- [YOUR OBJECTIVE] The entries below are to be printed again word for word.

=-=-=

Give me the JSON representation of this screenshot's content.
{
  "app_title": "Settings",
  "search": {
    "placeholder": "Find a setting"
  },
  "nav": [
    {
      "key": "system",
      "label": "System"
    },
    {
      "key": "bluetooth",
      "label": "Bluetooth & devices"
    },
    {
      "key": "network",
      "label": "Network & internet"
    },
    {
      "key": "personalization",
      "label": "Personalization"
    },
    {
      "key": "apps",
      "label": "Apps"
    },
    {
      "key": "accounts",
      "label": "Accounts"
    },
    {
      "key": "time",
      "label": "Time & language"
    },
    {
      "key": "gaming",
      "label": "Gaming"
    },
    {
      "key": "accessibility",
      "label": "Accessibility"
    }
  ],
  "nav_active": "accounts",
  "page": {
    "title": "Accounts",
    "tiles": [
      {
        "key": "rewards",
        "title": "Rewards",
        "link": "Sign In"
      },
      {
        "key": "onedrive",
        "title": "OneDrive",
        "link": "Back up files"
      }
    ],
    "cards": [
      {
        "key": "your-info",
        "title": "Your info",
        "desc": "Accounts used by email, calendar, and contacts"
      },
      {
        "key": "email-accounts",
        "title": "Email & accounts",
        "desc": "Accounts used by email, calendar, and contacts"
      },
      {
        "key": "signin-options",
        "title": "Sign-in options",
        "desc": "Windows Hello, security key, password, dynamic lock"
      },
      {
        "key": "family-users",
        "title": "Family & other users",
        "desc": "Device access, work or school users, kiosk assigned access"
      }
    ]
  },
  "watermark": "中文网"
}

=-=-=

- [THE ANSWER]
Give me the JSON representation of this screenshot's content.
{
  "app_title": "Settings",
  "search": {
    "placeholder": "Find a setting"
  },
  "nav": [
    {
      "key": "system",
      "label": "System"
    },
    {
      "key": "bluetooth",
      "label": "Bluetooth & devices"
    },
    {
      "key": "network",
      "label": "Network & internet"
    },
    {
      "key": "personalization",
      "label": "Personalization"
    },
    {
      "key": "apps",
      "label": "Apps"
    },
    {
      "key": "accounts",
      "label": "Accounts"
    },
    {
      "key": "time",
      "label": "Time & language"
    },
    {
      "key": "gaming",
      "label": "Gaming"
    },
    {
      "key": "accessibility",
      "label": "Accessibility"
    }
  ],
  "nav_active": "accounts",
  "page": {
    "title": "Accounts",
    "tiles": [
      {
        "key": "rewards",
        "title": "Rewards",
        "link": "Sign In"
      },
      {
        "key": "onedrive",
        "title": "OneDrive",
        "link": "Back up files"
      }
    ],
    "cards": [
      {
        "key": "your-info",
        "title": "Your info",
        "desc": "Accounts used by email, calendar, and contacts"
      },
      {
        "key": "email-accounts",
        "title": "Email & accounts",
        "desc": "Accounts used by email, calendar, and contacts"
      },
      {
        "key": "signin-options",
        "title": "Sign-in options",
        "desc": "Windows Hello, security key, password, dynamic lock"
      },
      {
        "key": "family-users",
        "title": "Family & other users",
        "desc": "Device access, work or school users, kiosk assigned access"
      }
    ]
  },
  "watermark": "中文网"
}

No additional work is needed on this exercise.